Supplied entries:
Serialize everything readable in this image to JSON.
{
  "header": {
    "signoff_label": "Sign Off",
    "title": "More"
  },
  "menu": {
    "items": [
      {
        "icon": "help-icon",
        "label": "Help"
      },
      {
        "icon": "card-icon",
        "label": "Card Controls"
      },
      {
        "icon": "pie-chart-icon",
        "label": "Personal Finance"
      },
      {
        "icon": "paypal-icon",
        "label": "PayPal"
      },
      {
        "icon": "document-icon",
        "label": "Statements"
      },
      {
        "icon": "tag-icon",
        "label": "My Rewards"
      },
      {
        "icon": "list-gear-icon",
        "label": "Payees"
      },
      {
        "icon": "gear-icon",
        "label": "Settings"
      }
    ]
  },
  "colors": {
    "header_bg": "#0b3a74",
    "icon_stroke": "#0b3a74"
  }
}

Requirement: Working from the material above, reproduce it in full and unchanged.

Written answer:
Serialize everything readable in this image to JSON.
{
  "header": {
    "signoff_label": "Sign Off",
    "title": "More"
  },
  "menu": {
    "items": [
      {
        "icon": "help-icon",
        "label": "Help"
      },
      {
        "icon": "card-icon",
        "label": "Card Controls"
      },
      {
        "icon": "pie-chart-icon",
        "label": "Personal Finance"
      },
      {
        "icon": "paypal-icon",
        "label": "PayPal"
      },
      {
        "icon": "document-icon",
        "label": "Statements"
      },
      {
        "icon": "tag-icon",
        "label": "My Rewards"
      },
      {
        "icon": "list-gear-icon",
        "label": "Payees"
      },
      {
        "icon": "gear-icon",
        "label": "Settings"
      }
    ]
  },
  "colors": {
    "header_bg": "#0b3a74",
    "icon_stroke": "#0b3a74"
  }
}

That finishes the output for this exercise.